‘Our farmers predict that meat at the market will triple in price. At least.’
In Omsk, meanwhile, the production costs of the leading meat companies have risen on average by 60 roubles (£1) a kilogramme since the introduction of the regulations – a full 25%. Irina Drozdova, head of Omsk’s local branch of the ‘For Human Rights’ organisation, and member of the local assembly, is convinced they will increase further.
‘I don’t keep birds or livestock myself. I just don’t have the time. But I try to buy village products. They’re better and cheaper. You can’t compare an egg from a battery farm to one from a village farm. They’re not even the same colour. Now it seems our smallholders and their fellow villagers won’t be able to sell anything. Our farmers predict that meat at the market will triple in price. At least.'
Three years ago, President Putin spoke of the importance of small-scale farming
Three years ago, President Putin spoke of the importance of small-scale farming, at the congress of the Association of Peasant Farmers, and promised to support them in any way possible. Drozdova hopes that Putin was serious; and is now gathering signatures to appeal to the President.
Circumventing the rules
In May, farmers from across the region gathered in Omsk to protest against the ‘meat monopolists’ and the new Customs Union rules. The protesters were joined by traders whose business has also been affected.
If the situation gets worse, it is likely that the protesters will be joined by consumers as well. Even The local Omsk authorities could join them: Vladimir Okolelov, the head of Omsk Region’s main veterinary centre, gave the ‘Siberian Agreement’ (MASS) Association a formal petition signed by 350 people, requesting that the introductory period of the regulations be extended. Okolelov gave the same petition to the Customs Union

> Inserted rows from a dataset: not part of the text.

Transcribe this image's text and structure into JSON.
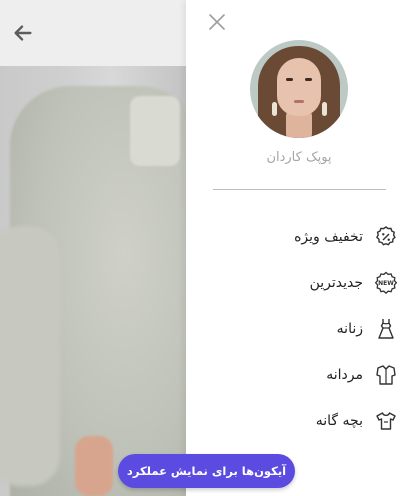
{
  "drawer": {
    "user_name": "پوپک کاردان",
    "items": [
      {
        "label": "تخفیف ویژه",
        "icon": "percent-badge-icon"
      },
      {
        "label": "جدیدترین",
        "icon": "new-badge-icon"
      },
      {
        "label": "زنانه",
        "icon": "dress-icon"
      },
      {
        "label": "مردانه",
        "icon": "shirt-icon"
      },
      {
        "label": "بچه گانه",
        "icon": "kids-tshirt-icon"
      }
    ]
  },
  "fab": {
    "label": "آیکون‌ها برای نمایش عملکرد"
  },
  "colors": {
    "accent": "#5b4be0",
    "divider": "#bdbdbd",
    "muted_text": "#a6a6a6"
  }
}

A sausage factory in Ryazan. Meat has always been an important part of Russian cuisine. CC Wikimedia Commons
Okolelov’s petition was also sent to Deputy Prime Minster Igor Shuvalov, while the governor of Omsk Region, Viktor Nazarov, requested that local Minister of Agriculture, Vitaly Erlikh, ‘work out who has an interest in prices rising… If the reason is the Customs Union, if there was a backroom deal, we need to get the Prosecutor’s office, the law enforcement agencies and the Anti-monopoly Service involved,’ stated Nazarov.

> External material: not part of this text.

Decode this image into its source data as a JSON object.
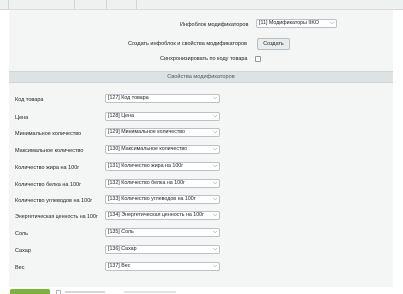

Having heard the demands of the protesters, the regional government has found a loophole in the regulations, and introduced its own ‘temporary rules,’ which will be in effect across the region, ‘until the introduction by the federal government of a legal act, containing requirements on specially set aside [abattoirs].’

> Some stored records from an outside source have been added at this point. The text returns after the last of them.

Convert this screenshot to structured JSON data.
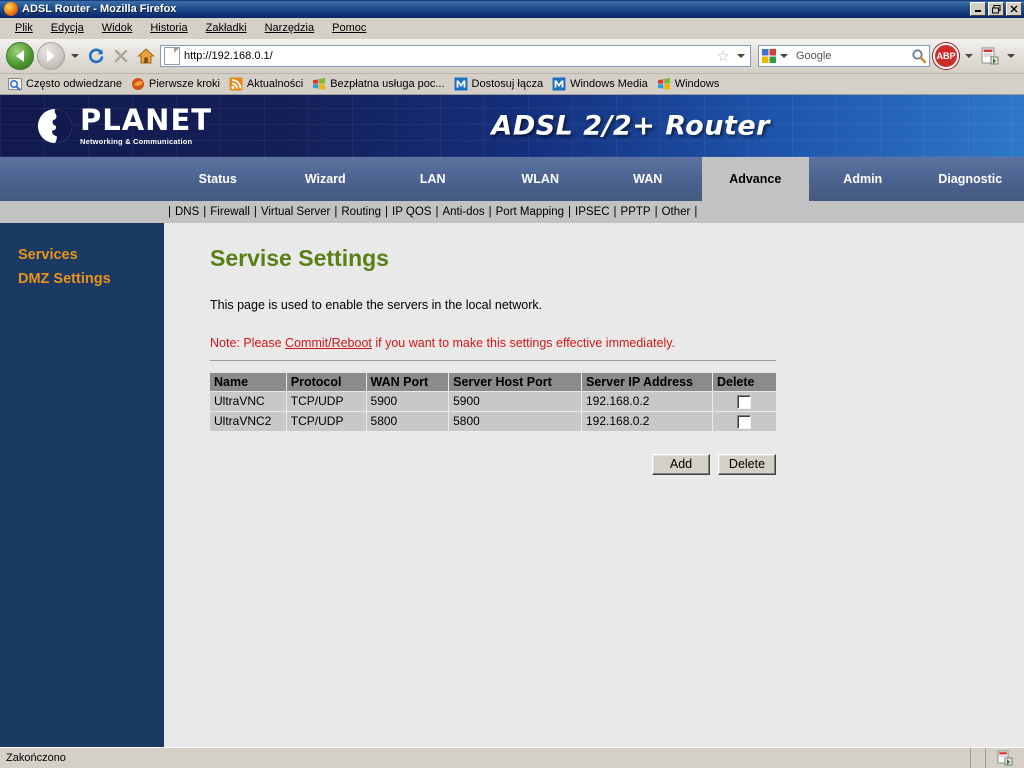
{
  "window": {
    "title": "ADSL Router - Mozilla Firefox",
    "minimize_label": "_",
    "restore_label": "❐",
    "close_label": "✕"
  },
  "menu": {
    "items": [
      {
        "label": "Plik"
      },
      {
        "label": "Edycja"
      },
      {
        "label": "Widok"
      },
      {
        "label": "Historia"
      },
      {
        "label": "Zakładki"
      },
      {
        "label": "Narzędzia"
      },
      {
        "label": "Pomoc"
      }
    ]
  },
  "toolbar": {
    "url": "http://192.168.0.1/",
    "search_value": "Google",
    "abp_label": "ABP"
  },
  "bookmarks": {
    "items": [
      {
        "label": "Często odwiedzane",
        "icon": "history-icon"
      },
      {
        "label": "Pierwsze kroki",
        "icon": "firefox-icon"
      },
      {
        "label": "Aktualności",
        "icon": "rss-icon"
      },
      {
        "label": "Bezpłatna usługa poc...",
        "icon": "windows-icon"
      },
      {
        "label": "Dostosuj łącza",
        "icon": "msn-icon"
      },
      {
        "label": "Windows Media",
        "icon": "msn-icon"
      },
      {
        "label": "Windows",
        "icon": "windows-icon"
      }
    ]
  },
  "banner": {
    "logo_name": "PLANET",
    "logo_tagline": "Networking & Communication",
    "product_title": "ADSL 2/2+ Router"
  },
  "nav": {
    "tabs": [
      {
        "label": "Status",
        "active": false
      },
      {
        "label": "Wizard",
        "active": false
      },
      {
        "label": "LAN",
        "active": false
      },
      {
        "label": "WLAN",
        "active": false
      },
      {
        "label": "WAN",
        "active": false
      },
      {
        "label": "Advance",
        "active": true
      },
      {
        "label": "Admin",
        "active": false
      },
      {
        "label": "Diagnostic",
        "active": false
      }
    ]
  },
  "submenu": {
    "items": [
      {
        "label": "DNS"
      },
      {
        "label": "Firewall"
      },
      {
        "label": "Virtual Server"
      },
      {
        "label": "Routing"
      },
      {
        "label": "IP QOS"
      },
      {
        "label": "Anti-dos"
      },
      {
        "label": "Port Mapping"
      },
      {
        "label": "IPSEC"
      },
      {
        "label": "PPTP"
      },
      {
        "label": "Other"
      }
    ]
  },
  "sidebar": {
    "items": [
      {
        "label": "Services"
      },
      {
        "label": "DMZ Settings"
      }
    ]
  },
  "main": {
    "heading": "Servise Settings",
    "description": "This page is used to enable the servers in the local network.",
    "note_prefix": "Note: Please ",
    "note_link": "Commit/Reboot",
    "note_suffix": " if you want to make this settings effective immediately.",
    "table": {
      "columns": [
        "Name",
        "Protocol",
        "WAN Port",
        "Server Host Port",
        "Server IP Address",
        "Delete"
      ],
      "rows": [
        {
          "name": "UltraVNC",
          "protocol": "TCP/UDP",
          "wan_port": "5900",
          "server_host_port": "5900",
          "server_ip": "192.168.0.2",
          "delete_checked": false
        },
        {
          "name": "UltraVNC2",
          "protocol": "TCP/UDP",
          "wan_port": "5800",
          "server_host_port": "5800",
          "server_ip": "192.168.0.2",
          "delete_checked": false
        }
      ]
    },
    "buttons": {
      "add_label": "Add",
      "delete_label": "Delete"
    }
  },
  "statusbar": {
    "text": "Zakończono"
  },
  "colors": {
    "titlebar_blue": "#0a246a",
    "banner_navy": "#121a4d",
    "banner_blue": "#2f78c9",
    "navtab_blue": "#4e6593",
    "active_tab_gray": "#c2c2c2",
    "sidebar_navy": "#1b3a63",
    "sidebar_orange": "#e8941a",
    "heading_green": "#5a7f14",
    "note_red": "#d01717",
    "table_header_gray": "#8b8b8b",
    "table_cell_gray": "#c8c8c8",
    "page_bg": "#e9e9e9",
    "chrome_gray": "#d4d0c8"
  }
}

‘If the government doesn’t offer serious help to the village farmer, then the consequences will be disastrous.’
According to these local (and temporary) rules, in places lacking facilities for slaughtering animals, smallholders may, ‘carry it out on site (on the farm).’ It is also ‘permitted for the meat to be used for more than personal consumption,’ and ‘to take the meat to agricultural markets in towns and the region’s districts, where a state laboratory with veterinary expertise has been established.’
But it is not known how long the temporary rules will remain in effect. The head of the Omsk Association for Development of Small and Medium Enterprise, Vadim Morozov, foresees disaster: ‘If the Government doesn’t offer serious help to the village farmer,’ he told the news portal SuperOmsk, then the consequences will be disastrous. The monopolists will use this situation to drive up prices. There will be no meat at the markets, no slaughter of farmers’ livestock… If this goes on, the amount of meat from big producers will just keep on growing, as will the prices.’